I have a confession to make. I live in Germany and have never been to Oktoberfest. Shocking, right? We moved here in 2019, and it was on my radar, but we didn’t make it that first year. I could make the case that it was shut down in 2020 and 2021 because of covid. True, enough. But it is open again this year, and after two years of missing out, it is drawing larger crowds than usual. I often think I should go, just to say I have been. Box checked.

But while Oktoberfest is the BIG one, beer festivals can be found throughout the country. Every community has at least one each year. And to me, those are more fun. Even our tiny village has several opportunities to eat bratwurst and drink beer each year while mingling with friends and neighbors.

Officially, Oktoberfest only refers to the one held annually in Munich. The event originated with the marriage of the Crown Prince of Bavaria, who later became King Louis 1st, and Princess Therese Sachsen-Hildburghausen on 12 October 1810. The five-day festival ended with a horse race in Therese’s Green. For the next few years, the race was a part of a state agricultural fair. Booths serving food and drink were added in 1818.

It wasn’t until the 20th century that it developed into the beer festival we know today with temporary halls and bandstands. Each of Munich’s brewers constructs these spaces, with seating of up to 6,000 people in each. There are huge parades with beer wagons and floats for the anticipated crowds of over six million people. This year, on 17 September, the Mayor of Munich kicked off the festival with the traditional tapping of the first keg.

So, here are some fun facts about German beer.

There are three styles: Light beers, dark beers, and wheat beers.

Southern Germany has predominantly small, local breweries, whereas brewing is more centralized in the north.

With roughly 1300 breweries in the country producing 5,000 brands of beer, 50% of them are located in Bavaria.

Weihenstephan, a Benedictine monastery founded in 725, is considered the oldest brewery in the world, making beer since 1040. Locally, Weltenburger Kloster, in Regensburg, an hour from our house, has been brewing beer since 1050.
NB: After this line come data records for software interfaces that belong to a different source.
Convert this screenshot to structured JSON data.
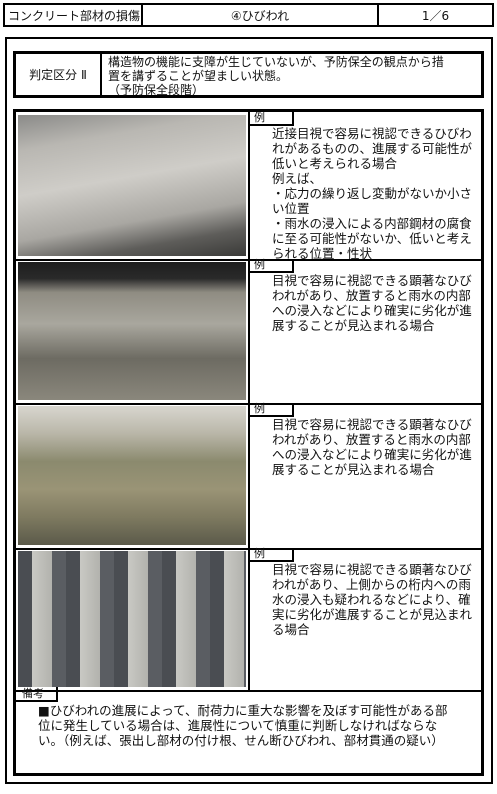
{
  "header": {
    "category": "コンクリート部材の損傷",
    "damage_type": "④ひびわれ",
    "page": "1／6"
  },
  "judgment": {
    "label": "判定区分 Ⅱ",
    "description": "構造物の機能に支障が生じていないが、予防保全の観点から措\n置を講ずることが望ましい状態。\n（予防保全段階）"
  },
  "examples": [
    {
      "label": "例",
      "text": "近接目視で容易に視認できるひびわ\nれがあるものの、進展する可能性が\n低いと考えられる場合\n例えば、\n・応力の繰り返し変動がないか小さ\nい位置\n・雨水の浸入による内部鋼材の腐食\nに至る可能性がないか、低いと考え\nられる位置・性状"
    },
    {
      "label": "例",
      "text": "目視で容易に視認できる顕著なひび\nわれがあり、放置すると雨水の内部\nへの浸入などにより確実に劣化が進\n展することが見込まれる場合"
    },
    {
      "label": "例",
      "text": "目視で容易に視認できる顕著なひび\nわれがあり、放置すると雨水の内部\nへの浸入などにより確実に劣化が進\n展することが見込まれる場合"
    },
    {
      "label": "例",
      "text": "目視で容易に視認できる顕著なひび\nわれがあり、上側からの桁内への雨\n水の浸入も疑われるなどにより、確\n実に劣化が進展することが見込まれ\nる場合"
    }
  ],
  "remarks": {
    "label": "備考",
    "text": "■ひびわれの進展によって、耐荷力に重大な影響を及ぼす可能性がある部\n位に発生している場合は、進展性について慎重に判断しなければならな\nい。（例えば、張出し部材の付け根、せん断ひびわれ、部材貫通の疑い）"
  }
}
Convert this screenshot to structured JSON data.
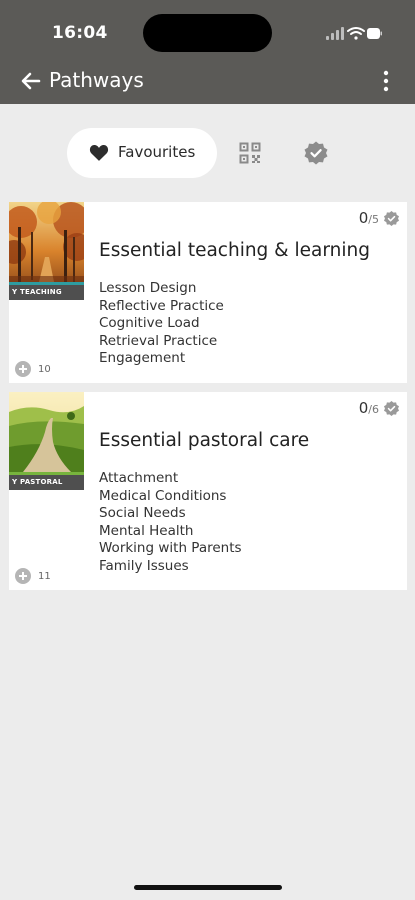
{
  "status_bar": {
    "time": "16:04"
  },
  "app_bar": {
    "title": "Pathways",
    "back_icon": "back-arrow-icon",
    "more_icon": "more-vert-icon"
  },
  "segments": {
    "favourites_label": "Favourites",
    "qr_icon": "qr-code-icon",
    "badge_icon": "verified-badge-icon"
  },
  "pathways": [
    {
      "title": "Essential teaching & learning",
      "tag": "TEACHING",
      "progress_done": "0",
      "progress_total": "/5",
      "topics": [
        "Lesson Design",
        "Reflective Practice",
        "Cognitive Load",
        "Retrieval Practice",
        "Engagement"
      ],
      "count": "10",
      "accent": "#2e9ca0"
    },
    {
      "title": "Essential pastoral care",
      "tag": "PASTORAL",
      "progress_done": "0",
      "progress_total": "/6",
      "topics": [
        "Attachment",
        "Medical Conditions",
        "Social Needs",
        "Mental Health",
        "Working with Parents",
        "Family Issues"
      ],
      "count": "11",
      "accent": "#77b43d"
    }
  ],
  "colors": {
    "app_bar": "#5b5a57",
    "background": "#ececec",
    "card": "#ffffff"
  }
}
There are many types in each style of brewing. I prefer the dark (Dunkel) and the wheat (Weizen). While Dave joins me in enjoying the dark, he prefers the light beers to wheat, joking that he likes to eat his bread, not drink it.

So, here is a guide to the various beers in Germany.
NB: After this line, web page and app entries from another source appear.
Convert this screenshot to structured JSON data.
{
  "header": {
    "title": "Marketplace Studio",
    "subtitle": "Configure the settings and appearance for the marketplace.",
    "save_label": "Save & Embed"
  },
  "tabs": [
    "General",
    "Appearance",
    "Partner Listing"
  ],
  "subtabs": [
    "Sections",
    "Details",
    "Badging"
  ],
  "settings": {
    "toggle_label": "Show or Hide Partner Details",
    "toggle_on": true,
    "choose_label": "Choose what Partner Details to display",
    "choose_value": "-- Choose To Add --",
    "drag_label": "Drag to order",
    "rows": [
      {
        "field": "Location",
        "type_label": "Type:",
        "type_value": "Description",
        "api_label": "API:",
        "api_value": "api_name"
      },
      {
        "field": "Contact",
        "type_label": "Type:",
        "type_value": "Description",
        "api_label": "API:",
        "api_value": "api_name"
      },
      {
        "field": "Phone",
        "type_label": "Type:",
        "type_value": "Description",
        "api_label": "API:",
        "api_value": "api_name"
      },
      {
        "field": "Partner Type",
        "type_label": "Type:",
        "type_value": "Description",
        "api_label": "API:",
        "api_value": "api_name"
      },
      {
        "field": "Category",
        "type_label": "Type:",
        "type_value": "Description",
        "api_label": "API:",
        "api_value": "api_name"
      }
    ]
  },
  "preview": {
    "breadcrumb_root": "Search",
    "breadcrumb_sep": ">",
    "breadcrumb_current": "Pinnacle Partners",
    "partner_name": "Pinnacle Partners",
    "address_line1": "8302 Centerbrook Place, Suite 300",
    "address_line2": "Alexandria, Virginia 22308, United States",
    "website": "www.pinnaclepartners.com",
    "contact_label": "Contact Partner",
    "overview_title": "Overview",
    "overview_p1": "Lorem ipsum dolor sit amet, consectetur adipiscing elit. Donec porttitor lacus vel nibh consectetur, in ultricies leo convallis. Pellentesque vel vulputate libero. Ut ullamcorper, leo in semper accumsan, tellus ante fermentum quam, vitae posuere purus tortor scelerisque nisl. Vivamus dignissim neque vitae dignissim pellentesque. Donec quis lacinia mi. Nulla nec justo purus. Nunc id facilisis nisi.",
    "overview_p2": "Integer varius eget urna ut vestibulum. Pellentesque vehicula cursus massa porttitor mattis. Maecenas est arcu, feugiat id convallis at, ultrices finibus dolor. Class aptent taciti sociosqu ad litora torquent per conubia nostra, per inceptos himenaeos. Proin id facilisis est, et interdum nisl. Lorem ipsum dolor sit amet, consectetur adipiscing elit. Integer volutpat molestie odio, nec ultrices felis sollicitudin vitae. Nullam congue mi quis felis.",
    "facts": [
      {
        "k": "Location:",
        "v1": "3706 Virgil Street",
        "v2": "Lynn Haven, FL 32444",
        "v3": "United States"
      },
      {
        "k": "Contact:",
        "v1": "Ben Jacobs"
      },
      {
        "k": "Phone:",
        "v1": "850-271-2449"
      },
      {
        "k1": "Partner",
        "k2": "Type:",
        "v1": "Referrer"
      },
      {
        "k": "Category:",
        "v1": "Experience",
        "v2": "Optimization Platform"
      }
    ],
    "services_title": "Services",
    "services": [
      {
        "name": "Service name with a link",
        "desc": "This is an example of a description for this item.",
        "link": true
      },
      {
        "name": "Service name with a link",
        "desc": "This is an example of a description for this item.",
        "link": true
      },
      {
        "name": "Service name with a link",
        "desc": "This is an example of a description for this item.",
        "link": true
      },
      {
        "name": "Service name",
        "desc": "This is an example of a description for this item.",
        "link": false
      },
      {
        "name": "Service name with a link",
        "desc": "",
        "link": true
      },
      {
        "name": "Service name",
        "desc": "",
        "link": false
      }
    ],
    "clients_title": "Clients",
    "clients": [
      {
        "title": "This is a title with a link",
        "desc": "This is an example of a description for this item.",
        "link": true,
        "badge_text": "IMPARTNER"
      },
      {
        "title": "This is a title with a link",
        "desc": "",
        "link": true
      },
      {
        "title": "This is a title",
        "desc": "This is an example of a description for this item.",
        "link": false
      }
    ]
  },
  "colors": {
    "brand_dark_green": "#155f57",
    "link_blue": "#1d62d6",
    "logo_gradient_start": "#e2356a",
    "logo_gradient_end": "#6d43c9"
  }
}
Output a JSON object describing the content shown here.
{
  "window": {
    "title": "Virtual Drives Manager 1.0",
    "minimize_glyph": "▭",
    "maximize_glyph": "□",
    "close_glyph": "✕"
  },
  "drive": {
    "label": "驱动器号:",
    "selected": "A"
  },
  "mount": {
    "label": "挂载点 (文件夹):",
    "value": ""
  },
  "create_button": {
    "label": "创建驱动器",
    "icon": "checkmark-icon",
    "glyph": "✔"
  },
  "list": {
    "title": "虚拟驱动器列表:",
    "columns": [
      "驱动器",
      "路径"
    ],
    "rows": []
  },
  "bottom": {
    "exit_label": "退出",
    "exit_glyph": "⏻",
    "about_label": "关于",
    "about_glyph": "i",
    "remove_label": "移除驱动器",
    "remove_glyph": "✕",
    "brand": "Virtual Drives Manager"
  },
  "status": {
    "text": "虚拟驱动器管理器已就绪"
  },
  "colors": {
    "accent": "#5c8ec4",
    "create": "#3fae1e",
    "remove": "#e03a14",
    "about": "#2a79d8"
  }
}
Pale lagers

Export – a pale lager brewed around Dortmund that is fuller, maltier, and less hoppy than Pilsner.

Helles – a malty pale lager from Bavaria

Kölsch – pale, light-bodied, top-fermented beer which can only be brewed legally in the Cologne region
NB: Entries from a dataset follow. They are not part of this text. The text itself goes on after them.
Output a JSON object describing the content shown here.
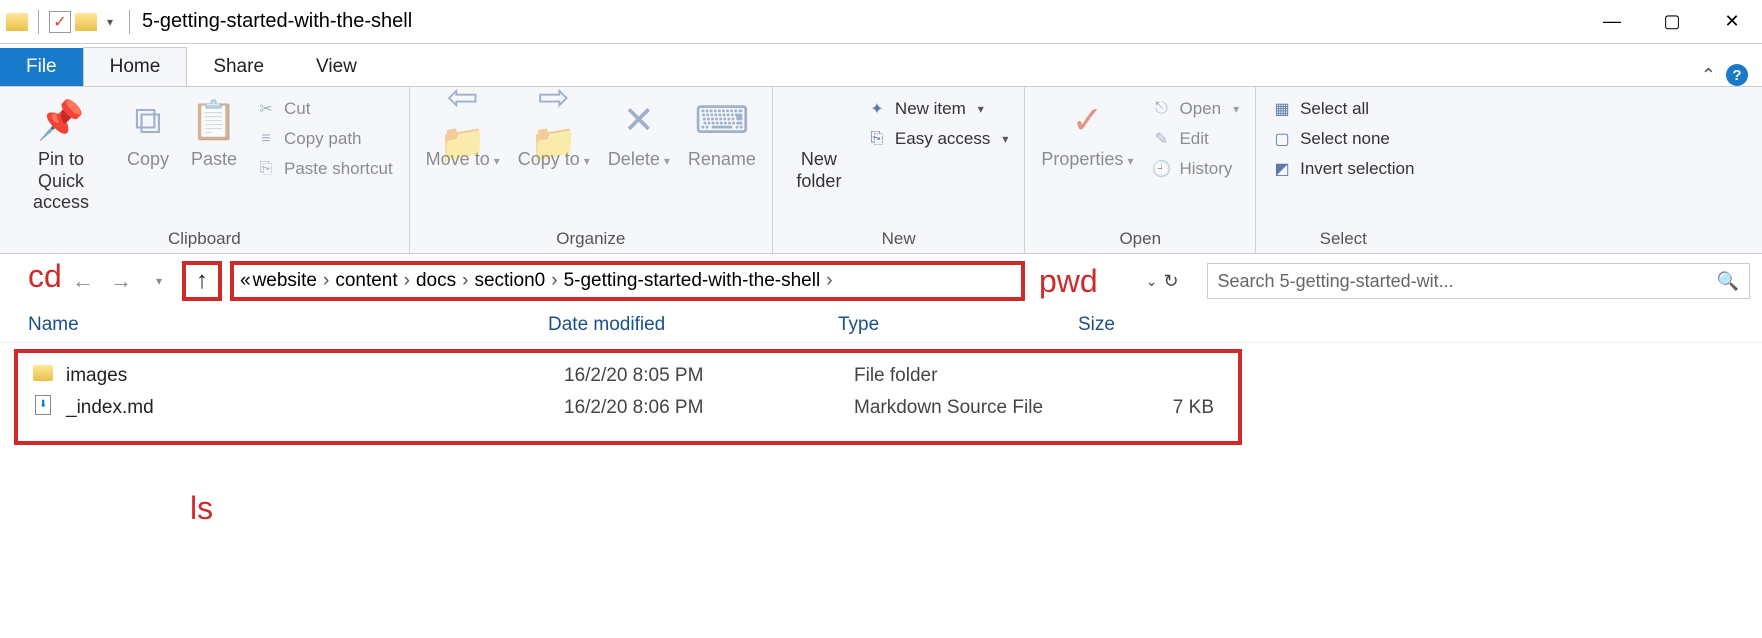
{
  "window": {
    "title": "5-getting-started-with-the-shell"
  },
  "tabs": {
    "file": "File",
    "home": "Home",
    "share": "Share",
    "view": "View"
  },
  "ribbon": {
    "clipboard": {
      "title": "Clipboard",
      "pin": "Pin to Quick access",
      "copy": "Copy",
      "paste": "Paste",
      "cut": "Cut",
      "copy_path": "Copy path",
      "paste_shortcut": "Paste shortcut"
    },
    "organize": {
      "title": "Organize",
      "move_to": "Move to",
      "copy_to": "Copy to",
      "delete": "Delete",
      "rename": "Rename"
    },
    "new": {
      "title": "New",
      "new_folder": "New folder",
      "new_item": "New item",
      "easy_access": "Easy access"
    },
    "open": {
      "title": "Open",
      "properties": "Properties",
      "open": "Open",
      "edit": "Edit",
      "history": "History"
    },
    "select": {
      "title": "Select",
      "select_all": "Select all",
      "select_none": "Select none",
      "invert": "Invert selection"
    }
  },
  "breadcrumbs": [
    "website",
    "content",
    "docs",
    "section0",
    "5-getting-started-with-the-shell"
  ],
  "search_placeholder": "Search 5-getting-started-wit...",
  "columns": {
    "name": "Name",
    "date": "Date modified",
    "type": "Type",
    "size": "Size"
  },
  "files": [
    {
      "name": "images",
      "date": "16/2/20 8:05 PM",
      "type": "File folder",
      "size": "",
      "icon": "folder"
    },
    {
      "name": "_index.md",
      "date": "16/2/20 8:06 PM",
      "type": "Markdown Source File",
      "size": "7 KB",
      "icon": "file"
    }
  ],
  "annotations": {
    "cd": "cd",
    "pwd": "pwd",
    "ls": "ls"
  }
}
Maibock – a pale, strong lager brewed in the spring

Märzen – medium body, malty lagers that come in pale, amber, and dark varieties

Pilsener – a pale lager with a light body and a more prominent hop character

Dark lagers 

Altbier – a top fermented, lagered beer. It is brewed only in Düsseldorf and in the Lower Rhine region. Flavors can range from mildly bitter and hoppy to exceptionally bitter

Bock – a heavy-bodied, bitter-sweet lager that uses dark-colored malts

Doppelbock is a robust, full-bodied lager that uses dark-colored malts. As you may guess, Doppel means double.

Dunkel – a dark lager that comes in two main varieties: the sweetish, malty Munich style and the drier, hoppy Franconian style

Schwarzbier – a bottom-fermented, black lager beer

Kellerbiers are unfiltered lagers that are conditioned similarly to cask ales.

Zwickelbier was originally a sample amount of beer taken by a brewery boss from the barrel and are unfiltered lagers like Kellerbier but tend to be younger, lower in alcohol, and less hoppy than Kellerbiers.

Zoiglbier, which in the Upper Palatinate’s brewing practice is advertised with a “Zoiglstern”— a six-pointed blue-and-white symbol made from wooden slats, similar to a Star of David. This is also an early tasting. One of these days, I will make it down to Amberg when the sign is out.

Wheat Beers

Weizenbier and Weißbier are the common German names for wheat beer – “Weizen” is German for “wheat,” and “weiß” is German for “white.”

Berliner Weisse – a pale, very sour wheat beer brewed in Berlin, often served with raspberry syrup.

Hefeweizen – an unfiltered wheat beer. “Hefe” is German for yeast.

Kristallweizen – a filtered wheat beer. It is characterized by a clear rather than cloudy appearance.

Weizenbock is the name for a strong beer or bock made with wheat.

Roggenbier – a fairly dark beer made with rye, somewhat grainy flavor similar to bread (Dave was right!)


No matter your tastes, there is something for everyone.

Prost! Salud! Slainte Mhath! Cheers!